A working holiday in Canada also provides an excellent opportunity to visit the neighboring USA. This article details everything you need to know about visiting the USA while on a working holiday in Canada.

For citizens of participating Visa Waiver Program countries, it is a pretty easy process overall.

There are, however, a few things you definitely should know if planning to visit the USA before heading to Canada to activate your IEC work permit. Read on for all the details and start planning your trip to the States now!

Visitors traveling to the USA by plane or boat must have prior authorization to do so with a valid ESTA.

  • An ESTA is simply an electronic authorization to board a plane or a boat to the USA, no more and no less
  • Make sure you use the official government website to purchase your ESTA
  • The ESTA application cost is $14 but there are plenty of third-party agency websites out there that will be happy to charge double or triple that (or more!)
  • It only takes around 15-20 minutes to fill out the application
  • Don’t leave to the last minute – you should apply for an ESTA at least 72 hours before travel
  • Most people will get a response within 72 hours after submitting their application
  • Your approved ESTA is valid for flights into the USA for two years
  • On arrival in the USA, you will be assessed for entry with the Visa Waiver Program (more info below)
  • When travelling to the USA by land, you do not need an ESTA

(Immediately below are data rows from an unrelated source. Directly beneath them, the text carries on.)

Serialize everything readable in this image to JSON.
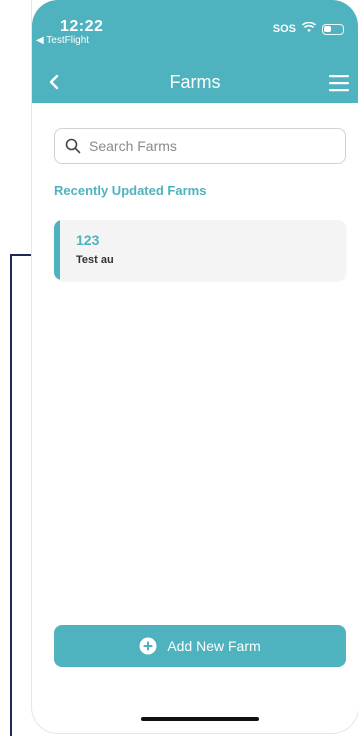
{
  "status_bar": {
    "time": "12:22",
    "back_app": "◀ TestFlight",
    "carrier": "SOS",
    "icons": [
      "wifi-icon",
      "battery-icon"
    ]
  },
  "nav": {
    "title": "Farms",
    "back_icon": "chevron-left-icon",
    "menu_icon": "hamburger-menu-icon"
  },
  "search": {
    "placeholder": "Search Farms",
    "value": "",
    "icon": "search-icon"
  },
  "recent_section": {
    "title": "Recently Updated Farms"
  },
  "farms": [
    {
      "name": "123",
      "subtitle": "Test au"
    }
  ],
  "footer": {
    "add_button_label": "Add New Farm",
    "add_icon": "plus-circle-icon"
  },
  "colors": {
    "brand": "#4fb2bf",
    "text_dark": "#333333",
    "card_bg": "#f4f4f4"
  }
}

Being admitted into the USA: the Visa Waiver Program

On arrival at the US border, you need to be approved for the Visa Waiver Program (VWP)

  • The VWP allows citizens of 38 countries to visit the USA for stays up to 90 days without a visa
  • Eligibility for the Visa Waiver Program is determined when crossing the US border
  • Fingerprints and a photograph will be taken
  • Visitors arriving at a land border need to complete a green I94 form with details of their intended visit (more details below)

Visa Waiver Program eligibility

To be eligible for the VWP, visitors to the USA must:

  • Intend to enter the USA for 90 days or less for business, pleasure or transit
  • Have a valid passport (issued by a Visa Waiver Program country)
  • Be a citizen of one of the Visa Waiver Program countries
  • Have a return or onward ticket. (Onward) travel does not terminate in contiguous territory or adjacent islands unless the traveler is a resident of one of those areas

Contiguous territory or adjacent islands to the USA is considered Mexico, Canada, the Caribbean Islands and Bermuda.

Arriving into the USA By land

Here is the process of crossing a land border into the USA from Canada.

After reaching the US border booths (sorry, there is no way to skip the queue!), you will be directed to a secondary building.

Here, you will fill out the green I94W card with your personal info and travel plans. This card will then be stapled into your passport.

  • Have the address ready for the first place you intend to stay as this is required when filling out the I94W card
  • A photo and fingerprints will be taken after you have completed the card
  • Payment for the I94W is $6USD and can only be paid with a credit card or US cash
  • An ESTA is not required for crossing land/sea borders but does help speed the process up if you have one
  • If you visit the USA with a valid I94W already in your passport, it is unlikely you will need to enter the secondary inspection building so entry will be faster

Important! After leaving the USA for the last time, be sure to hand in your I94W (the green card) to Canadian officials. They are supposed to pass it to the US border guards who will record the date of your departure.

If you leave the I94W in your passport and visit the USA again after its expiry, it is likely that you will be questioned (and not in a good way) about your prior leaving date.

The problem of visiting the USA before a working holiday in Canada

To travel in or through the USA you must comply with the Visa Waiver Program requirements noted above.

IEC participants who have not yet activated their work permit in Canada need proof of onward travel out of North America (USA, Mexico, Canada, Caribbean Islands and Bermuda) within 90 days of arrival in the USA.

Not having onward travel plans outside of this area means that you may encounter issues when trying to enter the USA.

After activating a IEC work permit, you are considered a resident of Canada and as such, do not need to prove onward travel beyond North America within 90 days of their arrival in the USA.

While there are undoubtedly many IEC participants who travel through the USA on their way to Canada without any problems, a few people have contacted my IEC Facebook group and let us know that they were stopped and asked to purchase a flight out of North America within the 90 day period. There is a risk, albeit a relatively small one.